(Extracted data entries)
******************************

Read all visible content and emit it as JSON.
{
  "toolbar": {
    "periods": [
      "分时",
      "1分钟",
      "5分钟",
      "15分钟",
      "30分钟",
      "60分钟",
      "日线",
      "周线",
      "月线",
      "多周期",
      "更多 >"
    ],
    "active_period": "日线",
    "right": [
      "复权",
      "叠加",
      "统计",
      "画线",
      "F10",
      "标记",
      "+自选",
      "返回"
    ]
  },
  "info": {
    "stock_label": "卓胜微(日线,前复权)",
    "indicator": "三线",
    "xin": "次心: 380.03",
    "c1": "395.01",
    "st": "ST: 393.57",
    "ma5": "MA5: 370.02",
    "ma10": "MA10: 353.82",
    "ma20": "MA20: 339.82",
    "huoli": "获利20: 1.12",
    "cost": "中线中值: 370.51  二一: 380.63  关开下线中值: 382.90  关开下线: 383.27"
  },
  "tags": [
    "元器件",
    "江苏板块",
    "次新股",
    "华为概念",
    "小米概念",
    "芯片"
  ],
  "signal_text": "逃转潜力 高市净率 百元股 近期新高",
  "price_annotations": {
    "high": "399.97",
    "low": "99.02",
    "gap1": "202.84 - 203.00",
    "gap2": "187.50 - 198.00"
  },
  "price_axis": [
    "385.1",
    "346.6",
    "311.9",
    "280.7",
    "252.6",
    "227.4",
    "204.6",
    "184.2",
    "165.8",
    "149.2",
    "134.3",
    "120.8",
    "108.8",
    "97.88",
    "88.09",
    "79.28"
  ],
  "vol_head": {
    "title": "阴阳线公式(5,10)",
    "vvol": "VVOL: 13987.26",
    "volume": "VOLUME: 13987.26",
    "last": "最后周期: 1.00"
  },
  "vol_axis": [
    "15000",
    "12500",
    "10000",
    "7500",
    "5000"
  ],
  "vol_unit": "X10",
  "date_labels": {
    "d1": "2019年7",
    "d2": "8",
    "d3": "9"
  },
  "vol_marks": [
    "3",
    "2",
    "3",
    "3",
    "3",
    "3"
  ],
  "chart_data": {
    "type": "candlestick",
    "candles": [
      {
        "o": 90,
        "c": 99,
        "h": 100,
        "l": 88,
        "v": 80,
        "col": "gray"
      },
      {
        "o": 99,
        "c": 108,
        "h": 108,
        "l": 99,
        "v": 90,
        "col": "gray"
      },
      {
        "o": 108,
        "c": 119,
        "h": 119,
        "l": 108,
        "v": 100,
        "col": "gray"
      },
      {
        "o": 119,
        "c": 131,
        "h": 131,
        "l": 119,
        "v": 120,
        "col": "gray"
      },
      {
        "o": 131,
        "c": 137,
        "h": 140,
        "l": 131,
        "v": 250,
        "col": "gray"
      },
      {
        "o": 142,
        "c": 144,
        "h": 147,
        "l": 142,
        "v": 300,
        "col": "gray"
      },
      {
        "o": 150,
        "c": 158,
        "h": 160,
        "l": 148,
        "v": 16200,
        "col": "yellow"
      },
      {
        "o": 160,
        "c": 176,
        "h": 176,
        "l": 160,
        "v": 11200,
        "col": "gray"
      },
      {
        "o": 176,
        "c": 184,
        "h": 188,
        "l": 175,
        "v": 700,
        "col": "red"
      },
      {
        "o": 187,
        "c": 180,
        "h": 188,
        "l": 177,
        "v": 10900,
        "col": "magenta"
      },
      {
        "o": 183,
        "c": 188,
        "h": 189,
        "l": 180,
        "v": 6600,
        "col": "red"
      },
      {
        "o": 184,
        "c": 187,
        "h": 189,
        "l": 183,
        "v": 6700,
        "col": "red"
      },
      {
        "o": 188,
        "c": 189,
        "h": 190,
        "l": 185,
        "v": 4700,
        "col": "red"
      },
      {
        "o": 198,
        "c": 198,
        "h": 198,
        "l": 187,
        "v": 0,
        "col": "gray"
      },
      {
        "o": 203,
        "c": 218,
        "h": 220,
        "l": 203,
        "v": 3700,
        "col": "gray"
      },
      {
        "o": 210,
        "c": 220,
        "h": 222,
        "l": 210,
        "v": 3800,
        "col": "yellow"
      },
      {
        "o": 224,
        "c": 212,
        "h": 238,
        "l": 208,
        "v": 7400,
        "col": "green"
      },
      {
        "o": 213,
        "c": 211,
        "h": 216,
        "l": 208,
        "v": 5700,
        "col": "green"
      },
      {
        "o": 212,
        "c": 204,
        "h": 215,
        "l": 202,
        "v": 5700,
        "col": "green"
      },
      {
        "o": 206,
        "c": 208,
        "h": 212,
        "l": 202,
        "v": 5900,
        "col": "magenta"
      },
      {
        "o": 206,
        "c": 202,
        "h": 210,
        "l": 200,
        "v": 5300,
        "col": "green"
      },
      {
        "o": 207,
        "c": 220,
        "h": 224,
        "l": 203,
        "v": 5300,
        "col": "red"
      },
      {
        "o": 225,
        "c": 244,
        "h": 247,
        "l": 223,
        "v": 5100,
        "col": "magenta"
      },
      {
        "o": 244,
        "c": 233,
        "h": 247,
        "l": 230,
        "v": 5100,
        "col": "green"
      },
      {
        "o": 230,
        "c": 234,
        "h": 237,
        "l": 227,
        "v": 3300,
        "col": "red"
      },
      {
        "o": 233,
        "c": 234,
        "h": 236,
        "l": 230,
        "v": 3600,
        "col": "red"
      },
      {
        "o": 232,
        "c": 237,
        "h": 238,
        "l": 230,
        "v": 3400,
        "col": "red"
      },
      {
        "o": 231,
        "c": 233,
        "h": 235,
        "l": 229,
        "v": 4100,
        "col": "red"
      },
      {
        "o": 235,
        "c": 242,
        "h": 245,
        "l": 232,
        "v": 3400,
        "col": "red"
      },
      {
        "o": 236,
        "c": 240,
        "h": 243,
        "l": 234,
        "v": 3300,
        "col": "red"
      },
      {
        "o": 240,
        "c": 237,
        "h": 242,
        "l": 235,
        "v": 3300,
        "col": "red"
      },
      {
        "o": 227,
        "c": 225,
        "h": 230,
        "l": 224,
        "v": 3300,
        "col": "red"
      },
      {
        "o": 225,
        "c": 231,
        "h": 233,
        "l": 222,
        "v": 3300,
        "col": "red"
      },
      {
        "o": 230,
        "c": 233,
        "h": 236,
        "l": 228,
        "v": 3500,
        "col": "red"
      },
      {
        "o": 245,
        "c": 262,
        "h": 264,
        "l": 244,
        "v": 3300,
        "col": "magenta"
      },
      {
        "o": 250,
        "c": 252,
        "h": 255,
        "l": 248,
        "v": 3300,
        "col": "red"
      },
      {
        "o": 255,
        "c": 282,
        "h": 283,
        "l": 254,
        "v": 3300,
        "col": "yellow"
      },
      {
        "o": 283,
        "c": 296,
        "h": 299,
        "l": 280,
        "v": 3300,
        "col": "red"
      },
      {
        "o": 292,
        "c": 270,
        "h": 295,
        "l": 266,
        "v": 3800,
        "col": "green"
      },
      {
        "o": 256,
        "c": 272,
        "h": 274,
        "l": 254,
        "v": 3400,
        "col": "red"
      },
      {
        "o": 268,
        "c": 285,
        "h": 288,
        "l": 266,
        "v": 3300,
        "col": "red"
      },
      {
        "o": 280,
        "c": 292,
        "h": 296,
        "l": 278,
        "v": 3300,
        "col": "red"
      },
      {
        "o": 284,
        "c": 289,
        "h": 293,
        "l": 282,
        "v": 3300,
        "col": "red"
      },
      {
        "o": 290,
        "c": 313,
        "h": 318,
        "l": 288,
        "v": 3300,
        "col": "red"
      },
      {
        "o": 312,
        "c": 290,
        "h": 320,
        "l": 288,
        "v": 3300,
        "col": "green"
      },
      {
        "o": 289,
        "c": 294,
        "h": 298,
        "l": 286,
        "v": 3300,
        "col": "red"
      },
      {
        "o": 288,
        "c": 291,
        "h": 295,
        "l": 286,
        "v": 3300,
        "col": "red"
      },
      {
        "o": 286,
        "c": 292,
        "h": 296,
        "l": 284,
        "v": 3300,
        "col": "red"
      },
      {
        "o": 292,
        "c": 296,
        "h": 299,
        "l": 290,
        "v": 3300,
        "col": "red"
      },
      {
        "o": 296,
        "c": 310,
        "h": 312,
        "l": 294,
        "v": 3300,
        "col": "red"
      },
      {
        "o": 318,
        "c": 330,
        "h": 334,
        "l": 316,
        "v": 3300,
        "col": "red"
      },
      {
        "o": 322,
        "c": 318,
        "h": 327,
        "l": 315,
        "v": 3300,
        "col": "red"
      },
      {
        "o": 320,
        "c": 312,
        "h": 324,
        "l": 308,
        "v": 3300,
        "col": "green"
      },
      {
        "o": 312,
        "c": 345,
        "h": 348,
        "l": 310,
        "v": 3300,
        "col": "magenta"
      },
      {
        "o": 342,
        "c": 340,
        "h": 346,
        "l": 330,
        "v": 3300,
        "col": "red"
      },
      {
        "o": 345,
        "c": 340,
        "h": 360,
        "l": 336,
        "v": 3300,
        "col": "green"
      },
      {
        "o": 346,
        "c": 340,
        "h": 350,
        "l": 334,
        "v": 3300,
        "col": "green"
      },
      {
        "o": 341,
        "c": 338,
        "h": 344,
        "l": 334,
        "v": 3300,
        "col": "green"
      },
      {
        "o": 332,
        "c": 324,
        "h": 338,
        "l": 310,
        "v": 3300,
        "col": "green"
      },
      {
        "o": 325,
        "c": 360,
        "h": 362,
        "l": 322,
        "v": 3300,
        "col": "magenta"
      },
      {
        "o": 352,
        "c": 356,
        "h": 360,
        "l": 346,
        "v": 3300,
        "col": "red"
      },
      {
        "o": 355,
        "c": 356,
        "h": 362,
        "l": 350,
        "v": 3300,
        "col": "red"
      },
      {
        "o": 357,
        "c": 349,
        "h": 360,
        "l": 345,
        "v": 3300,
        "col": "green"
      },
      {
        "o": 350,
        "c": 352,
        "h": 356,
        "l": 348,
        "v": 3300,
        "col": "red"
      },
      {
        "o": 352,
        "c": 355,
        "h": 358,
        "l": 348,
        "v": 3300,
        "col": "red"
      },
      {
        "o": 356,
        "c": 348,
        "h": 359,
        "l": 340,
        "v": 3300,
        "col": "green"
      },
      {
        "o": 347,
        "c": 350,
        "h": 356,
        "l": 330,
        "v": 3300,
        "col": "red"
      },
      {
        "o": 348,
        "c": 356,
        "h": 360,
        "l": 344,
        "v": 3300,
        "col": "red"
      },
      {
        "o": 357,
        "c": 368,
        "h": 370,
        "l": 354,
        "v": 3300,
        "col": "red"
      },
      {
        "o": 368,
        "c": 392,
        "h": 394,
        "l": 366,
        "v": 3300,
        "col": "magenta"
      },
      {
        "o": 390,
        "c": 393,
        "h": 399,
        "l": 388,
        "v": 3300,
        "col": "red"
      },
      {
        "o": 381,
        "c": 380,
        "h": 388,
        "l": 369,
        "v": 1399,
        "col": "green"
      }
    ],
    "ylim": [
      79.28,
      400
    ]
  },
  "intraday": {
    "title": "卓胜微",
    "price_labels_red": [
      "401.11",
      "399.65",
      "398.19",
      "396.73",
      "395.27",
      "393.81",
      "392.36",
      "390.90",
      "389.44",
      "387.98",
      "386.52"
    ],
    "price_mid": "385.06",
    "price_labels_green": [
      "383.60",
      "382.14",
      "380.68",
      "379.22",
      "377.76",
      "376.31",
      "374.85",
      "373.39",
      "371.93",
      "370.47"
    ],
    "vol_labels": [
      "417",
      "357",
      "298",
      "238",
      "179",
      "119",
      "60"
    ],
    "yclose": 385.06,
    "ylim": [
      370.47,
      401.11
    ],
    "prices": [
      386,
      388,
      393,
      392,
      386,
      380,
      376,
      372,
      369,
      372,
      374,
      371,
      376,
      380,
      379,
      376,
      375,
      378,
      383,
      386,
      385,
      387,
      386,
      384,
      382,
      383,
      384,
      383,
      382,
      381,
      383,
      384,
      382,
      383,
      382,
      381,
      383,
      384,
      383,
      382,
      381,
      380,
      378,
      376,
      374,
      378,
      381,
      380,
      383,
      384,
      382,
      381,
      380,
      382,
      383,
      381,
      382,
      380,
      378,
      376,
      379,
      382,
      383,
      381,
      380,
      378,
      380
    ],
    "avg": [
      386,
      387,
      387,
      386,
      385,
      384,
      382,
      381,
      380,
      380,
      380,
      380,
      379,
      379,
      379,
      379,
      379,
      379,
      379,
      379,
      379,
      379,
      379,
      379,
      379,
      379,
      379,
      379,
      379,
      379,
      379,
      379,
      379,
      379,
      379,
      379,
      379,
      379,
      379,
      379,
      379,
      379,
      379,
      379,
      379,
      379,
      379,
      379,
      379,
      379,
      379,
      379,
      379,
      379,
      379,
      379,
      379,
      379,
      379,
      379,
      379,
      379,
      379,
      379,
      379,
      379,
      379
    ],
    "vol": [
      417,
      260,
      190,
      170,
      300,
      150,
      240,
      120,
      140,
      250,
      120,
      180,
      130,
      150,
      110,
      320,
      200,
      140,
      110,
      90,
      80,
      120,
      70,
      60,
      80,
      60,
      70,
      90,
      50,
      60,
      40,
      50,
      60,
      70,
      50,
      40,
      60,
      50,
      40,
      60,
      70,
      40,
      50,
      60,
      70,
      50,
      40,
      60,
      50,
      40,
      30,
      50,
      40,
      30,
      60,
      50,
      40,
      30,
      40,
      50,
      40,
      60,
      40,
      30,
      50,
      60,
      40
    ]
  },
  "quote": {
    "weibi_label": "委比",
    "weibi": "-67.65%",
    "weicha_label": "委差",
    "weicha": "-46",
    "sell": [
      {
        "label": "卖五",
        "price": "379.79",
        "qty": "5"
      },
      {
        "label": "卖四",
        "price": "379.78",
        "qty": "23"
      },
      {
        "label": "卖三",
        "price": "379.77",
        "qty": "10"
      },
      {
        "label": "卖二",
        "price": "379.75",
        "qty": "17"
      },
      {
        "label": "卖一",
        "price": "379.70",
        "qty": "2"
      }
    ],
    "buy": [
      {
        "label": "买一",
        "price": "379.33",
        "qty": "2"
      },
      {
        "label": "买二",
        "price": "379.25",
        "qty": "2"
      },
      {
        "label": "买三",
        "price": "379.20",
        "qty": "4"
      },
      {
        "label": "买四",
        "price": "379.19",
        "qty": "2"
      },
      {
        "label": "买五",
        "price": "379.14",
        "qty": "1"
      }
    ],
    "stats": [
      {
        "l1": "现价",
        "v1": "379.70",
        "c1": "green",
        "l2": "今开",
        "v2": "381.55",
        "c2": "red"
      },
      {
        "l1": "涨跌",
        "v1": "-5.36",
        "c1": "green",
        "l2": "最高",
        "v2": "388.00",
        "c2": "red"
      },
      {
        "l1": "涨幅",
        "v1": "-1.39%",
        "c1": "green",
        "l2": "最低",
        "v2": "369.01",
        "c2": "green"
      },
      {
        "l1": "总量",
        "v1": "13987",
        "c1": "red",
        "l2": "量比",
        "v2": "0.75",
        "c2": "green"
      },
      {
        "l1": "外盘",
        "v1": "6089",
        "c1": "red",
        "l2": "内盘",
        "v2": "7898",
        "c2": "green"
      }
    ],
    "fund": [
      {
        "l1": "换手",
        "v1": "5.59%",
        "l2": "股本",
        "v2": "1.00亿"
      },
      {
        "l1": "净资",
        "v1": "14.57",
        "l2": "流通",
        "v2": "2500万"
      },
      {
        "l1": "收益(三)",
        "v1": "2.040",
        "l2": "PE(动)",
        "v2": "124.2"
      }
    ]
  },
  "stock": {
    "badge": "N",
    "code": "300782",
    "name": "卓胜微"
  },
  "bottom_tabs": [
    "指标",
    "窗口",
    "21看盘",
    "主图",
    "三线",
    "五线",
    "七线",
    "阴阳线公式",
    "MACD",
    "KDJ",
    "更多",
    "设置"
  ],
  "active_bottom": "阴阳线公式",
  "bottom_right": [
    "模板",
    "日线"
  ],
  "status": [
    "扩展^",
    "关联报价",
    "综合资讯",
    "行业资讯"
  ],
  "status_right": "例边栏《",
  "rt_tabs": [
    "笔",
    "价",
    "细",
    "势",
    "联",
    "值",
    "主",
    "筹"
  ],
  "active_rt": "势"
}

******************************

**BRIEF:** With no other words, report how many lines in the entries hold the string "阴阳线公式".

**EXPECTED ANSWER:** 3